New York City is known for a lot of things — nightlife, world-class cuisine, an enviable skyline. There is, of course, a flip side to fast-moving life in the big city: our hair-trigger tempers, in-your-face attitudes and the relatively constant state of angst that comes from living cheek-to-jowl with more than 8 million urban neighbors.
But all of that is what drew me to this city and kept me here — I’m a happily committed New Yorker. I’ve always assumed, however, that I was paying a high price for my go-go urban lifestyle. Studies have shown that big city residents tend to have more stress, which can translate into skyrocketing blood pressure and increased rates of heart disease.
As it turns out, I might have been wrong. Living in New York may actually be good for your long-term health, at least according to the latest life expectancy data compiled by the city’s Bureau of Vital Statistics. Babies born in New York City in 2009 can expect to live a record 80.6 years, nearly three years longer than in 2000 and more than two years longer than the current national average of 78.2 years.
Life expectancy for 40-year-old New Yorkers rose to 82 in 2009, a 2.5-year increase from 2000 — slightly more than double the increase for middle-aged Americans on the whole. Life expectancy for 70-year-olds in New York also increased by 1.5 years, compared with 0.7 years for the country on average. Go figure.
“If you want to live longer and healthier than the average American, then come to New York City,” Mayor Michael Bloomberg told reporters at a press conference announcing the new figures on Tuesday.
Is it something in the water? Not quite. According to Bloomberg, the success can be attributed in part to his administration’s aggressive public-health programs, which have sought to reduce smoking, cut salt consumption, encourage healthy eating and ban trans fats from food.

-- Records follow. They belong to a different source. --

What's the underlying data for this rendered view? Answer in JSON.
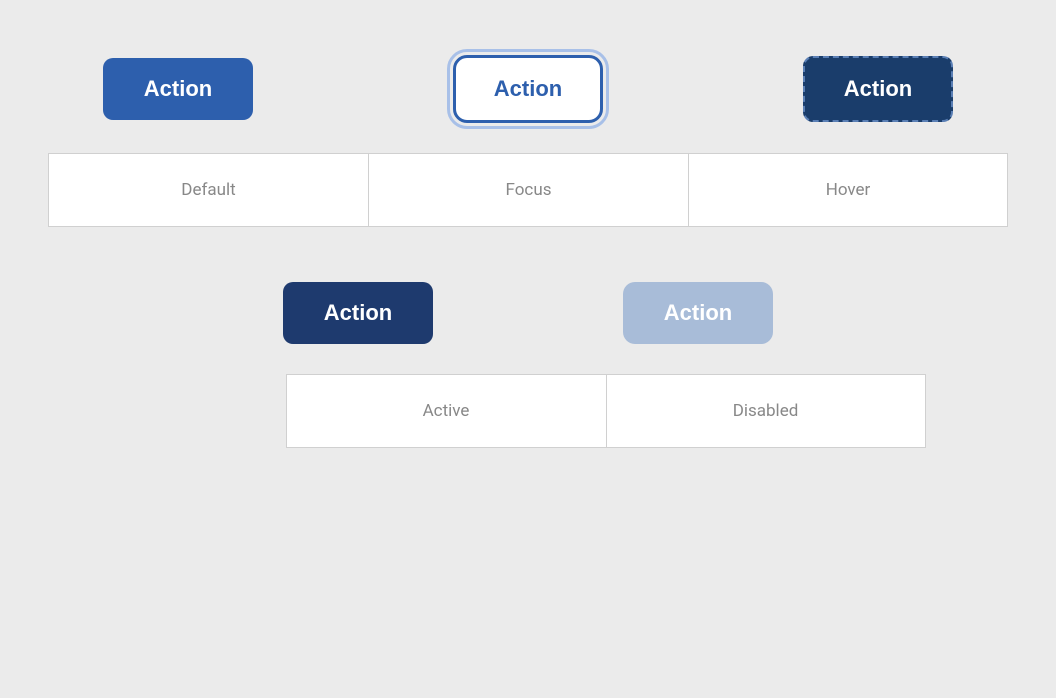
{
  "background_color": "#ebebeb",
  "row1": {
    "buttons": [
      {
        "id": "default",
        "label": "Action",
        "state": "default"
      },
      {
        "id": "focus",
        "label": "Action",
        "state": "focus"
      },
      {
        "id": "hover",
        "label": "Action",
        "state": "hover"
      }
    ],
    "labels": [
      "Default",
      "Focus",
      "Hover"
    ]
  },
  "row2": {
    "buttons": [
      {
        "id": "active",
        "label": "Action",
        "state": "active"
      },
      {
        "id": "disabled",
        "label": "Action",
        "state": "disabled"
      }
    ],
    "labels": [
      "Active",
      "Disabled"
    ]
  }
}
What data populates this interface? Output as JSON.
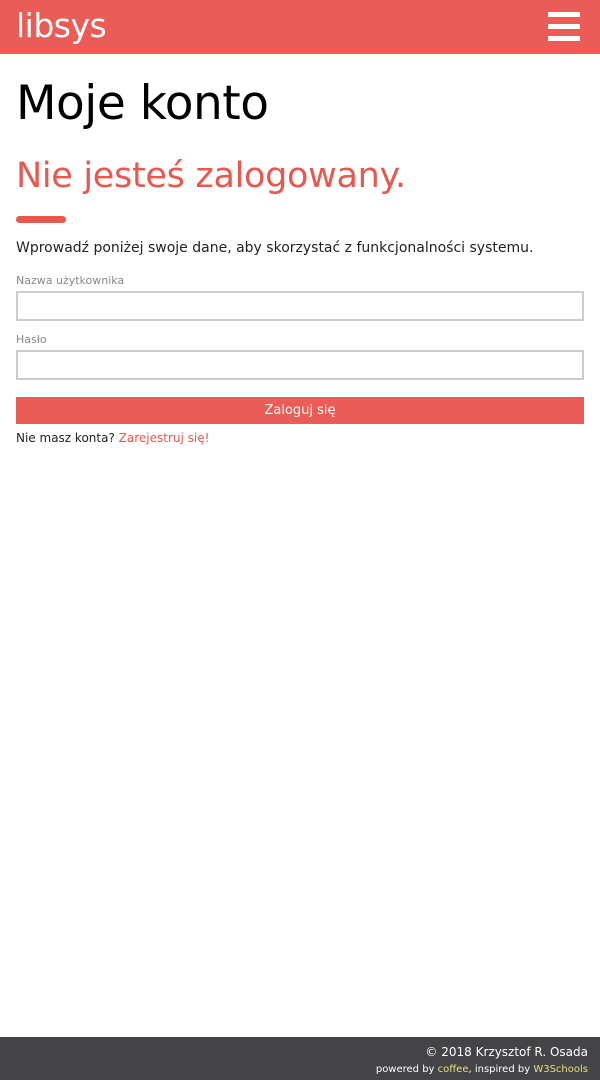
{
  "header": {
    "logo_text": "libsys",
    "menu_icon": "hamburger-menu-icon",
    "bg_color": "#ec5c57"
  },
  "main": {
    "title": "Moje konto",
    "status_heading": "Nie jesteś zalogowany.",
    "intro_text": "Wprowadź poniżej swoje dane, aby skorzystać z funkcjonalności systemu.",
    "form": {
      "username_label": "Nazwa użytkownika",
      "username_value": "",
      "password_label": "Hasło",
      "password_value": "",
      "submit_label": "Zaloguj się"
    },
    "register": {
      "prompt": "Nie masz konta?",
      "link_text": "Zarejestruj się!"
    },
    "accent_color": "#e8584f"
  },
  "footer": {
    "copyright": "© 2018 Krzysztof R. Osada",
    "powered_by_prefix": "powered by",
    "powered_by_link": "coffee",
    "inspired_by_prefix": ", inspired by",
    "inspired_by_link": "W3Schools",
    "bg_color": "#444447",
    "link_color": "#e6e07a"
  }
}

At the press conference, held in the maternity ward of Lincoln Hospital in the Bronx, Health Commissioner Dr. Thomas Farley noted that since 2002, nearly half a million New Yorkers have quit smoking — the smoking rate is now down to 14 out of every 100 New Yorkers — for which the city administration credits the mayor’s intensive anti-smoking efforts, including the ban on smoking in bars and restaurants, the establishment of an excise tax on cigarettes and a quit-line for those who need help kicking the habit.
City officials attributed the city’s decline in deaths from heart disease in part to the mayor’s anti-smoking campaigns (and also to improvements in care for people with high blood pressure, high cholesterol and heart disease). Heart disease deaths dropped 27.9% since 2002, contributing to the increase in city residents’ life expectancy. The statistics also show that cancer deaths have fallen by 4.3% since 2002.
The mayor also touted the city’s well-publicized moves to require calorie counts on menus at chain and fast food restaurants, which he believes has steered more New Yorkers away from the kind of poor dietary choices that contribute to obesity, heart disease and diabetes. (I have to admit that seeing the number of calories in a frappuccino has curbed my afternoon cravings.) New York was the first city in the nation, in 2006, to ban trans fats — a major culprit in promoting artery clogging and heart disease — from restaurant foods, including everything from pizza to bagels.
However, the most significant contributor to New Yorkers’ increased life expectancy had nothing to do with smoking or diet. Rather, it was the city’s expanded testing and treatment of people with HIV. More than 90% of patients who are diagnosed with HIV in the city’s health system currently receive drug treatment within 90 days; in 2011 alone, the city tested 195,516 patients, more than three times as many people tested six years earlier, helping to reduce mortality from HIV and AIDS. The death rate from HIV is declining faster than other causes of death in New York City, down 11.3% since 2000 and 51.9% since 2002.
“By investing in health care and continuing to encourage more New Yorkers to take charge of their own health, we’ve experienced dramatic improvements in life expectancy,” the mayor said.
City officials said that overdose deaths from heroin, cocaine and other illicit drugs were also down, further boosting life expectancy. Infant mortality rates had also dropped, reflecting healthier mothers and better obstetric and pediatric care.
Although the new life expectancy numbers are encouraging, the fact remains that heart disease, cancer and flu/pneumonia are still the top three leading causes of death in New York, followed by lung disease and diabetes. (This is New York, after all, and not everybody takes kindly to being told not to smoke or eat fast food.) A third of all deaths in New York occur before age 65, with more than 15,000 New Yorkers dying prematurely each year.
But many of these deaths can be prevented, and the city is hard at work trying — as its public-health campaigns demonstrate. The health messages in New York are ubiquitous and persistent; you can’t avoid them (much like New Yorkers themselves). So, if there’s any upside to standing in a crowded subway car every day or fighting through the hordes at Times Square, maybe it’s that the city’s pervasive health-promoting billboards and ads might soon sink in.